■ **DATASET RECORDS**:
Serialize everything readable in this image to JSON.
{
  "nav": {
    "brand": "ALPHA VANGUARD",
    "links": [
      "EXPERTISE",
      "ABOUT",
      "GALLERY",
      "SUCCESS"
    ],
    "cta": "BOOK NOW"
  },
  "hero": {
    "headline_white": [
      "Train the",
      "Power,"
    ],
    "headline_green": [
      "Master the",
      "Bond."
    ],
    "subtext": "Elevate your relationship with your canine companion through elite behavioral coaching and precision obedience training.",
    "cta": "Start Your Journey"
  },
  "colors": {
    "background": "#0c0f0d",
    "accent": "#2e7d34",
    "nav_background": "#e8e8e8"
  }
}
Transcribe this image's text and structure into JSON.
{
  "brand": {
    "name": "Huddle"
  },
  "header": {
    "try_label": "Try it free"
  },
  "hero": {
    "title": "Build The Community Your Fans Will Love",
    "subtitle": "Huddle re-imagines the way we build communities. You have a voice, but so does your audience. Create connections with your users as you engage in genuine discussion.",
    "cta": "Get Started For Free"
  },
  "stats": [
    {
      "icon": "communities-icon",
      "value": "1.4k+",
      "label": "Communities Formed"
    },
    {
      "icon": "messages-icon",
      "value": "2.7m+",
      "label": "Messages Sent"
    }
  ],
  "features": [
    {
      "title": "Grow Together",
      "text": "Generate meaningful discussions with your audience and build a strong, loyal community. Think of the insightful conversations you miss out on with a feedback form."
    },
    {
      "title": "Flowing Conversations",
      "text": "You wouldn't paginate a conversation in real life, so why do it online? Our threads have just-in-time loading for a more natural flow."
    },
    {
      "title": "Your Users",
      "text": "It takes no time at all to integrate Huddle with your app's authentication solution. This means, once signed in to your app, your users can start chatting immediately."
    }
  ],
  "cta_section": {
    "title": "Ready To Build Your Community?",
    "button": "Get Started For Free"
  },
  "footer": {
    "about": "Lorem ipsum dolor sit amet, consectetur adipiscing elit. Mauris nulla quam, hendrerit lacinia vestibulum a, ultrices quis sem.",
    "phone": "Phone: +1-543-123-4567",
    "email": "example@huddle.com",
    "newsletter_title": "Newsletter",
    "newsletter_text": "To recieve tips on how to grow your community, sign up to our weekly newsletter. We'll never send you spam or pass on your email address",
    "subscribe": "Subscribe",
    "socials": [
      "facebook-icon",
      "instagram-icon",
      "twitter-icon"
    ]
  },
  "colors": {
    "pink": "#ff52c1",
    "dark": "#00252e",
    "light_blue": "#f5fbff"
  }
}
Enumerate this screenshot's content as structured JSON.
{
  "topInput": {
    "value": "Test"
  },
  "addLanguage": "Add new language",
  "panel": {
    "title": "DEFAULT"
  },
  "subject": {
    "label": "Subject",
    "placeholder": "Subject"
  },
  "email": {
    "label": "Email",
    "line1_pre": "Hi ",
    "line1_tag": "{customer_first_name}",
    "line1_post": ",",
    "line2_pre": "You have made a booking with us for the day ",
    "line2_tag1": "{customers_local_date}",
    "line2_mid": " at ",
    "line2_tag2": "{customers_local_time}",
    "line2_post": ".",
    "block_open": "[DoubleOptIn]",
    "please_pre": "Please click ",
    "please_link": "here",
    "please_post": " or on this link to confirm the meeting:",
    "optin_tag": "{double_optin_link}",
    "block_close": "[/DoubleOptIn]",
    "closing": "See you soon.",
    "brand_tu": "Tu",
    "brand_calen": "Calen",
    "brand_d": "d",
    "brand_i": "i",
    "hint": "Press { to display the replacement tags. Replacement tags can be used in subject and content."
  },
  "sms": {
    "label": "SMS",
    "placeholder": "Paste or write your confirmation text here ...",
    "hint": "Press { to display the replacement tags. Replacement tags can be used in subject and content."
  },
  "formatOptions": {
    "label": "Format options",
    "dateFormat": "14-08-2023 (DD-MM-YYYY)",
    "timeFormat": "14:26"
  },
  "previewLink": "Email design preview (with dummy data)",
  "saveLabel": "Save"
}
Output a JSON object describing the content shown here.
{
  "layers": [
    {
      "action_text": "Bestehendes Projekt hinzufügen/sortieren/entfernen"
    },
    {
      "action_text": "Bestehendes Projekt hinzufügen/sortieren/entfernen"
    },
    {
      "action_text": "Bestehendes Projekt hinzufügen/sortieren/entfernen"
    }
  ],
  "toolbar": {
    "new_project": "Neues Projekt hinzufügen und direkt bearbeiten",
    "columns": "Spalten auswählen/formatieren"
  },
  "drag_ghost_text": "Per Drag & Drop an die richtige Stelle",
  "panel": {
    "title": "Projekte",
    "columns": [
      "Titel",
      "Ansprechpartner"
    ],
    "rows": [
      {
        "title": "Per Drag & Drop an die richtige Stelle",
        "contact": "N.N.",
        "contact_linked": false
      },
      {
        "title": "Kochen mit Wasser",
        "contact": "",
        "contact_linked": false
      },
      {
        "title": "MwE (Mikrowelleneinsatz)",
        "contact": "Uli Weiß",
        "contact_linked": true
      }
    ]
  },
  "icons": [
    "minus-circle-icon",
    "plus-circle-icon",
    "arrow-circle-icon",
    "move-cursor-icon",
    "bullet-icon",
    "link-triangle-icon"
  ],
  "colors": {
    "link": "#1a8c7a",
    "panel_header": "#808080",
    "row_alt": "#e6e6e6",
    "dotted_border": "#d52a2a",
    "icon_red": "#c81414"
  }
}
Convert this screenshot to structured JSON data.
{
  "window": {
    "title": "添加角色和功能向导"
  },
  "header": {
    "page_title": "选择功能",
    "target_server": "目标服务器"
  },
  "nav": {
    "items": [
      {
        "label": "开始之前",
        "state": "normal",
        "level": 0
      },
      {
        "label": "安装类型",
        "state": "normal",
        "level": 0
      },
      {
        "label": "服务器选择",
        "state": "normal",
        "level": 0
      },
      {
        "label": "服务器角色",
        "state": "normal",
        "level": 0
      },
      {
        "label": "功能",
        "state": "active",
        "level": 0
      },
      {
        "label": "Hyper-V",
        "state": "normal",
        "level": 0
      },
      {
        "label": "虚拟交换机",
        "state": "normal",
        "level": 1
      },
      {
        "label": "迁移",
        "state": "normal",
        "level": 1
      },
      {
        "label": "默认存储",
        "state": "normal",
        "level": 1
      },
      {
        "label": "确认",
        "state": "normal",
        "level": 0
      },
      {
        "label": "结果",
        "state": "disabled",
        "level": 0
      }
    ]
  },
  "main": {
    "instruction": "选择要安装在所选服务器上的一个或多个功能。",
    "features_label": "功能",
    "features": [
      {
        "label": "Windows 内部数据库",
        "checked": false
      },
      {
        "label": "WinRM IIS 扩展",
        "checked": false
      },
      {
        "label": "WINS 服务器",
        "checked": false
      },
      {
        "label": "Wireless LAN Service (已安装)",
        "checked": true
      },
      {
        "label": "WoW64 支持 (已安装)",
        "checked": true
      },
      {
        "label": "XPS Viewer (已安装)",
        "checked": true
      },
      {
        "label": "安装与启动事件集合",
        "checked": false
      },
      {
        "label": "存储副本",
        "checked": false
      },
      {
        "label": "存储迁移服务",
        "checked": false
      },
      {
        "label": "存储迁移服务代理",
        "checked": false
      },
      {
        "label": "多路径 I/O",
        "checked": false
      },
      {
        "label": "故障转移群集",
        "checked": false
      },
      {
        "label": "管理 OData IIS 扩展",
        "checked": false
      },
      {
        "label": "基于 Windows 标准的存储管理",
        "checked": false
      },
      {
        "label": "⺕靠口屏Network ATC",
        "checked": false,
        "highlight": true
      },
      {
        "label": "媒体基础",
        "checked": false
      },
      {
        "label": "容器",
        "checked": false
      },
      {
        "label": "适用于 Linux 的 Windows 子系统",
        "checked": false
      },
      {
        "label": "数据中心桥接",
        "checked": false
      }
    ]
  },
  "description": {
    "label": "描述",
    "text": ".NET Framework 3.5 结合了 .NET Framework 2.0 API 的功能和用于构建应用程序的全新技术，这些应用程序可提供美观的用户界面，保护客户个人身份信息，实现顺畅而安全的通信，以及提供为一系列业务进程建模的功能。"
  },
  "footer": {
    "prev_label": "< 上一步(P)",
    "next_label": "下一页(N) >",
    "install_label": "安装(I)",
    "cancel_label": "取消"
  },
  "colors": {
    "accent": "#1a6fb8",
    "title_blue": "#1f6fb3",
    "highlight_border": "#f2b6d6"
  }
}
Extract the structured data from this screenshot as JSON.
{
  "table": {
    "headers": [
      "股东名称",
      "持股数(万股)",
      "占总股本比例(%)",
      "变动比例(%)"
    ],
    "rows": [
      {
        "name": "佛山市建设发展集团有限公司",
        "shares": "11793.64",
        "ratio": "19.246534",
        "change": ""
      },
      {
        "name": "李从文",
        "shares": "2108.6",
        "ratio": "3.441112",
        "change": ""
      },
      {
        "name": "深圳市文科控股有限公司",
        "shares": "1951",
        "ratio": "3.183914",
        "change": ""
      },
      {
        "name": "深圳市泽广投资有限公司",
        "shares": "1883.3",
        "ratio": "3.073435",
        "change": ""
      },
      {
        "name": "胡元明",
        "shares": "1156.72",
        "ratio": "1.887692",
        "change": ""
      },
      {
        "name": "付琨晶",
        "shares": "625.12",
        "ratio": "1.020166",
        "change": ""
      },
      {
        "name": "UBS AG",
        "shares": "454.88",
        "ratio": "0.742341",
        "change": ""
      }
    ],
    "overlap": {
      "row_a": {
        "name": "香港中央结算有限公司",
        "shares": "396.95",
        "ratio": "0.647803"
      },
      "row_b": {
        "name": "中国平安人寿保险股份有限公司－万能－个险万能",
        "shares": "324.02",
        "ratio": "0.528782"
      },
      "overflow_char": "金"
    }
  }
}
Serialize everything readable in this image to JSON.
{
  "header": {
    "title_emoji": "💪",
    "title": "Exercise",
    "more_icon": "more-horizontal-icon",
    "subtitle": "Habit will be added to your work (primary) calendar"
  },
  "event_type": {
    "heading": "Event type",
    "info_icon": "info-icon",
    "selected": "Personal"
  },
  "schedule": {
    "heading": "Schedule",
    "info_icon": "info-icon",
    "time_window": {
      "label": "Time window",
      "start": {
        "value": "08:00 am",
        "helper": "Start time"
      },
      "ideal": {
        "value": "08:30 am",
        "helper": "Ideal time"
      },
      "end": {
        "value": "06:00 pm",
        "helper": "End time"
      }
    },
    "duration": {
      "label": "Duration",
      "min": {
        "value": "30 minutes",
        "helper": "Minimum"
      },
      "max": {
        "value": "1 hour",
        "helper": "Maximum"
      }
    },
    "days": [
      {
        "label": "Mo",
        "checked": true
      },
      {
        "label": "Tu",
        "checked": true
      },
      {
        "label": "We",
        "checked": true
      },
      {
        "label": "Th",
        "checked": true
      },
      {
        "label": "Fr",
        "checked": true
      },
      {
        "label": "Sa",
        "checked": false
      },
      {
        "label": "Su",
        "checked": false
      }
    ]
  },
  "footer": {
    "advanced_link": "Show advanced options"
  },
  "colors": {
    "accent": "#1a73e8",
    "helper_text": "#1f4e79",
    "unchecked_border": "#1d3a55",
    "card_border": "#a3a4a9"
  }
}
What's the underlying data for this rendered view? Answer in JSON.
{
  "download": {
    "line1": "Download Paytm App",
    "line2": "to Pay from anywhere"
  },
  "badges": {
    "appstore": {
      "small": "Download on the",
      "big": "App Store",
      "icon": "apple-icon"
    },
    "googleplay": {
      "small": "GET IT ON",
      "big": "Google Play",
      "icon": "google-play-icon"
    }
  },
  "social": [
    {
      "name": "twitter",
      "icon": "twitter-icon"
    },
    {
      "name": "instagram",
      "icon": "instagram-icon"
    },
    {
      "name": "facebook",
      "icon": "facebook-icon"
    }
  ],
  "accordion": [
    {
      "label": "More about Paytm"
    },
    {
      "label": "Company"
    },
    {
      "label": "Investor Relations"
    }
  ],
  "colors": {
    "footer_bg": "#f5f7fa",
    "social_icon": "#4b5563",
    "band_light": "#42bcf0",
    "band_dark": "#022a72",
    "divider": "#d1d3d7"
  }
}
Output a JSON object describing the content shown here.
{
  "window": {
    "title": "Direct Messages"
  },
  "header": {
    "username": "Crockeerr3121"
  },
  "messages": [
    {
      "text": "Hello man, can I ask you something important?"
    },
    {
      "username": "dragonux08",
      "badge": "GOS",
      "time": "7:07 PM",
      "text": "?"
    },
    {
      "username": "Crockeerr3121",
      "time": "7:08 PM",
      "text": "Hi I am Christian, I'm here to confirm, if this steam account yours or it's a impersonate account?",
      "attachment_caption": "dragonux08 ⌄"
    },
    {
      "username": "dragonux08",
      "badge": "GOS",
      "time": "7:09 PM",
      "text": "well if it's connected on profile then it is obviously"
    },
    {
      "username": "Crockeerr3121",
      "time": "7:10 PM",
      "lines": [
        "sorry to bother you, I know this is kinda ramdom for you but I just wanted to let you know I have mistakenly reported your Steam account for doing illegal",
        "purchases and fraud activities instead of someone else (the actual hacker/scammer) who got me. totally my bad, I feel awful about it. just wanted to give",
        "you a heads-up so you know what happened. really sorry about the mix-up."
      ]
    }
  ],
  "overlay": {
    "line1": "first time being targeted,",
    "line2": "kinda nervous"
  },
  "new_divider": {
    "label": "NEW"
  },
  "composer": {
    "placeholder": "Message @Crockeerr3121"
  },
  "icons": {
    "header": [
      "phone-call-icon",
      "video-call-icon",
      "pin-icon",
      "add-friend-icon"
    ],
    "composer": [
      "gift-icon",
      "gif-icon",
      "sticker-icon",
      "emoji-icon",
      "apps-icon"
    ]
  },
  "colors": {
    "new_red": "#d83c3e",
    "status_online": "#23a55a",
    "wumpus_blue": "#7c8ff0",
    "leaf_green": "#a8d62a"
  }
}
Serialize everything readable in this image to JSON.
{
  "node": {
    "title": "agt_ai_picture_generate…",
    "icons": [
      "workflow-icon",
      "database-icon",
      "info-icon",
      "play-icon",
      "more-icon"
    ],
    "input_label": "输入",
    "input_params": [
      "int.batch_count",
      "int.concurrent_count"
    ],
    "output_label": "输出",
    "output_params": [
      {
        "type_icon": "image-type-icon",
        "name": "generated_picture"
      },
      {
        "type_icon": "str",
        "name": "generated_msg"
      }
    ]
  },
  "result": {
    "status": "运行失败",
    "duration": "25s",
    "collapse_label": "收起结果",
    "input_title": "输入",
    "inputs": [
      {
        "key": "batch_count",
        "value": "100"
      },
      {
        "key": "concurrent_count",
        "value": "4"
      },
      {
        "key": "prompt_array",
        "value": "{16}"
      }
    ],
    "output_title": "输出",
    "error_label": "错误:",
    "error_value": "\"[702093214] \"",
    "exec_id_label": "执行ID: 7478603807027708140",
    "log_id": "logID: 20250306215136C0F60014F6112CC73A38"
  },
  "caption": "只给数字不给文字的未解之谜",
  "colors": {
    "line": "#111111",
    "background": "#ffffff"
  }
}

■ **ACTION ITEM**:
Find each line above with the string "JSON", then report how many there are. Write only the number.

■ **ANSWER BOX**:
10